Virginia Gov. Ralph Northam (D) on Friday said the state will lead the way on marijuana legalization in the South, pledging to move forward with a cannabis measure in 2021 that he wants to serve as a model for the region.
“There are 15 or so other states that have moved toward legalizing marijuana,” he said Friday on WAMU radio’s The Kojo Nnamdi Show. “Virginia will be the first in the South, but we tend to be leaders, and now that’s what we’re going to do this year. And we’re going to do it the right way.”
Northam campaigned on cannabis decriminalization but had long declined to take a position on broader adult-use legalization. That changed last week, when he called on state lawmakers to pursue legalization in the coming legislative session.
“Marijuana laws have been based originally in discrimination, and undoing those harms means thins like social equity licenses, access to capital, community reinvestment and sealing or expunging people’s prior records,” he said in coming out for the policy change.
Listen to Northam’s new marijuana comments, around 8:10 into the audio below:
In Friday’s interview, Northam revealed more of his thinking on legalization, expanding on his ideas for social equity and desire to keep cannabis away from minors. “We want equity to be part of this,” he said, “and I as a pediatrician certainly want to protect our youth.”
Northam said he’s still undecided on whether to allow residents to grow marijuana at home.
“That’s something we’re looking into. We’re looking at what other states have done” he said. “The bottom line is, if we’re going to do that, we want it to be done safely.”
“Now, you could make the argument or the point that we’re able to brew beer in our home, why not grow marijuana?” the governor continued. “I’ve heard that. I understand that. But it’s something that, again, we want to do this the right way. There’s going to be a lot of people at the table to discuss how we move forward. And that’s certainly a part of the discussion that we will undertake as we move forward with this.”
.@GovernorVA supports legalizing marijuana in Virginia. But, he says, “It’s going to be done with equity.”
He says people of color use marijuana at the same rate as non-people of color, but are incarcerated at a much higher rate.https://t.co/JcomypueGx
— The Kojo Nnamdi Show (@kojoshow) November 20, 2020
Nearly every state where cannabis is legal for adults allows residents to grow marijuana for personal use, although recent legalization proposals in both New Jersey and Rhode Island would prohibit home cultivation, at least initially.
Northam already successfully led a measure to decriminalize marijuana possession across the finish line this year. The new law, which took effect in July, makes possession of up to an ounce of cannabis punishable by a $25 fine with no threat of jail time.
He also signed two expansions of that policy that were passed in a special session.
One stipulates that “no law-enforcement officer may lawfully stop, search, or seize any person, place, or thing solely on the basis of the odor of marijuana, and no evidence discovered or obtained as a result of such unlawful search or seizure shall be admissible in any trial, hearing, or other proceeding.”
The other will allow people issued summonses for cannabis offenses under the state’s new decriminalization law to prepay their civil penalty rather than having show up in court.

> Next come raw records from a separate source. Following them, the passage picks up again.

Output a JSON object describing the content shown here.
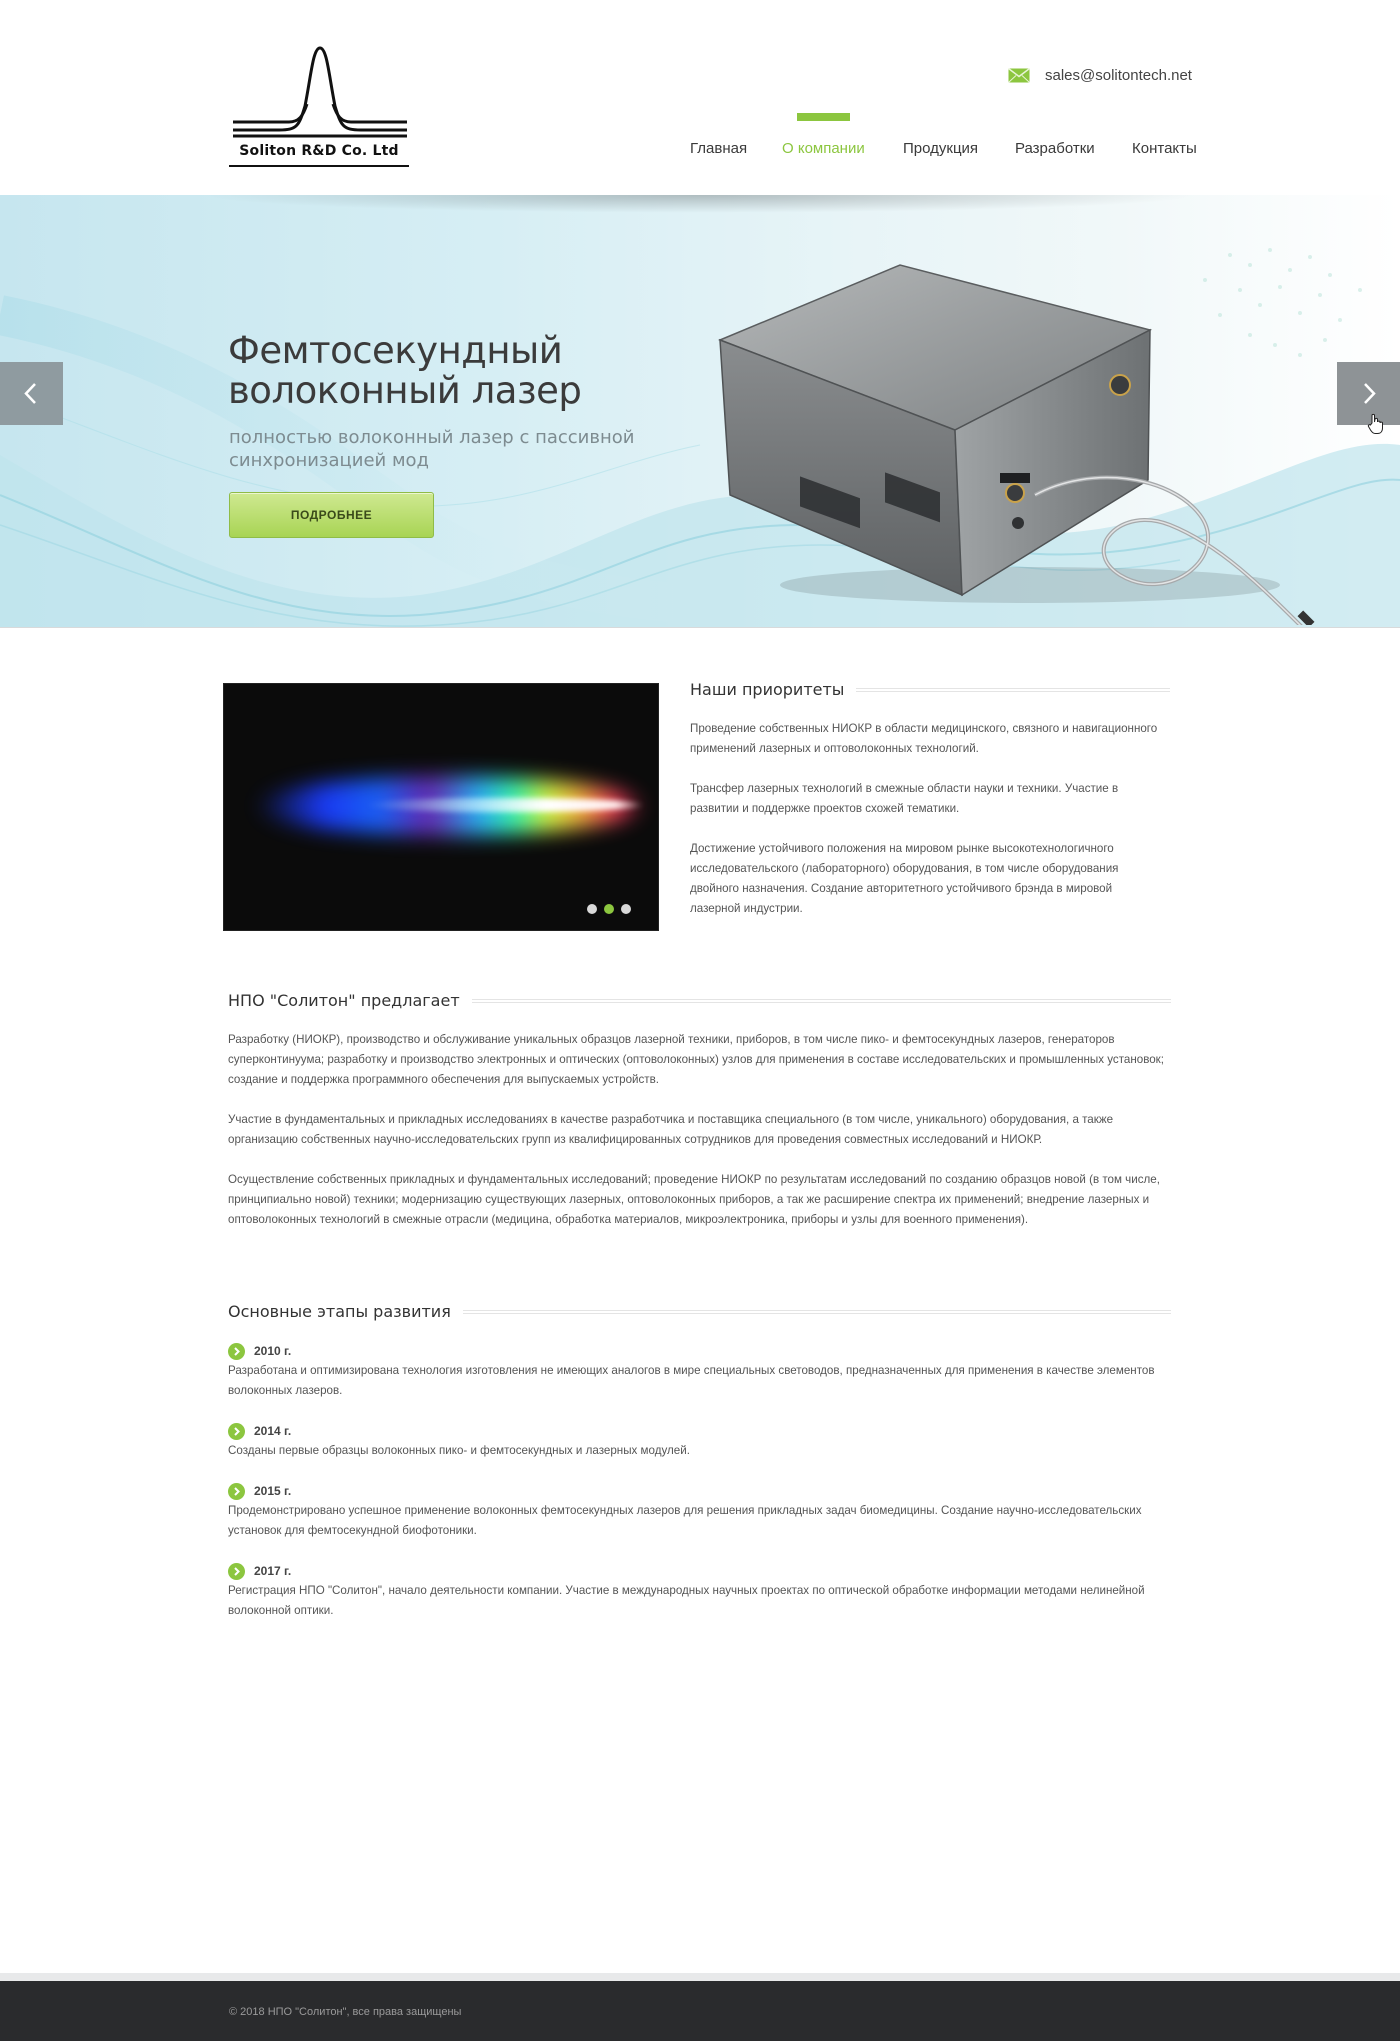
{
  "header": {
    "logo_text": "Soliton R&D Co. Ltd",
    "email": "sales@solitontech.net",
    "email_icon": "envelope-icon"
  },
  "nav": {
    "items": [
      {
        "label": "Главная",
        "active": false
      },
      {
        "label": "О компании",
        "active": true
      },
      {
        "label": "Продукция",
        "active": false
      },
      {
        "label": "Разработки",
        "active": false
      },
      {
        "label": "Контакты",
        "active": false
      }
    ],
    "accent_color": "#8cc63f"
  },
  "slider": {
    "title_line1": "Фемтосекундный",
    "title_line2": "волоконный лазер",
    "subtitle": "полностью волоконный лазер с пассивной синхронизацией мод",
    "button_label": "ПОДРОБНЕЕ",
    "prev_icon": "chevron-left-icon",
    "next_icon": "chevron-right-icon"
  },
  "gallery": {
    "dots": [
      false,
      true,
      false
    ]
  },
  "priorities": {
    "title": "Наши приоритеты",
    "paragraphs": [
      "Проведение собственных НИОКР в области медицинского, связного и навигационного применений лазерных и оптоволоконных технологий.",
      "Трансфер лазерных технологий в смежные области науки и техники. Участие в развитии и поддержке проектов схожей тематики.",
      "Достижение устойчивого положения на мировом рынке высокотехнологичного исследовательского (лабораторного) оборудования, в том числе оборудования двойного назначения. Создание авторитетного устойчивого брэнда в мировой лазерной индустрии."
    ]
  },
  "offers": {
    "title": "НПО \"Солитон\" предлагает",
    "paragraphs": [
      "Разработку (НИОКР), производство и обслуживание уникальных образцов лазерной техники, приборов, в том числе пико- и фемтосекундных лазеров, генераторов суперконтинуума; разработку и производство электронных и оптических (оптоволоконных) узлов для применения в составе исследовательских и промышленных установок; создание и поддержка программного обеспечения для выпускаемых устройств.",
      "Участие в фундаментальных и прикладных исследованиях в качестве разработчика и поставщика специального (в том числе, уникального) оборудования, а также организацию собственных научно-исследовательских групп из квалифицированных сотрудников для проведения совместных исследований и НИОКР.",
      "Осуществление собственных прикладных и фундаментальных исследований; проведение НИОКР по результатам исследований по созданию образцов новой (в том числе, принципиально новой) техники; модернизацию существующих лазерных, оптоволоконных приборов, а так же расширение спектра их применений; внедрение лазерных и оптоволоконных технологий в смежные отрасли (медицина, обработка материалов, микроэлектроника, приборы и узлы для военного применения)."
    ]
  },
  "milestones": {
    "title": "Основные этапы развития",
    "items": [
      {
        "year": "2010 г.",
        "text": "Разработана и оптимизирована технология изготовления не имеющих аналогов в мире специальных световодов, предназначенных для применения в качестве элементов волоконных лазеров."
      },
      {
        "year": "2014 г.",
        "text": "Созданы первые образцы волоконных пико- и фемтосекундных и лазерных модулей."
      },
      {
        "year": "2015 г.",
        "text": "Продемонстрировано успешное применение волоконных фемтосекундных лазеров для решения прикладных задач биомедицины. Создание научно-исследовательских установок для фемтосекундной биофотоники."
      },
      {
        "year": "2017 г.",
        "text": "Регистрация НПО \"Солитон\", начало деятельности компании. Участие в международных научных проектах по оптической обработке информации методами нелинейной волоконной оптики."
      }
    ]
  },
  "footer": {
    "copyright": "© 2018 НПО \"Солитон\", все права защищены"
  }
}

Full legalization, however, could be a bigger fight. Northam acknowledged earlier this week that the policy change is “not going to happen overnight.”
A report published Monday by the Joint Legislative Audit and Review Commission (JLARC), however, provides plenty of fodder for Northam. While the panel did not make a formal recommendation on whether lawmakers should legalize, it found the change would reduce arrests, raise tax revenue and help repair past drug war damages.
Legalizing marijuana would lead to an 84 percent reduction in cannabis related-arrests, the report said, while also boosting the economy: A state-legal industry would create upwards of 11,000 jobs by year five, JLARC said, and could bring in between about $150 million and $300 million in annual tax revenue if taxed at a rate of 25 to 30 percent.
Top lawmakers in the state, meanwhile, signaled earlier this month that legalization could have enough votes in the Legislature to pass if a bill is introduced in 2021. House Majority Leader Charniele Herring (D) said there is a “good chance” it could happen, and Senate Majority Leader Dick Saslaw (D) put the odds at “slightly better than 50–50.”
Beyond the JLARC study, several executive agencies—including the Secretaries of Agriculture and Forestry, Finance, Health and Human Resources, and Public Safety and Homeland Security—have formed a working group to study the potential implications of legalization, an action required under the new decriminalization law.
A report from the group is due by the end of this month.
Photo courtesy of Ralph Northam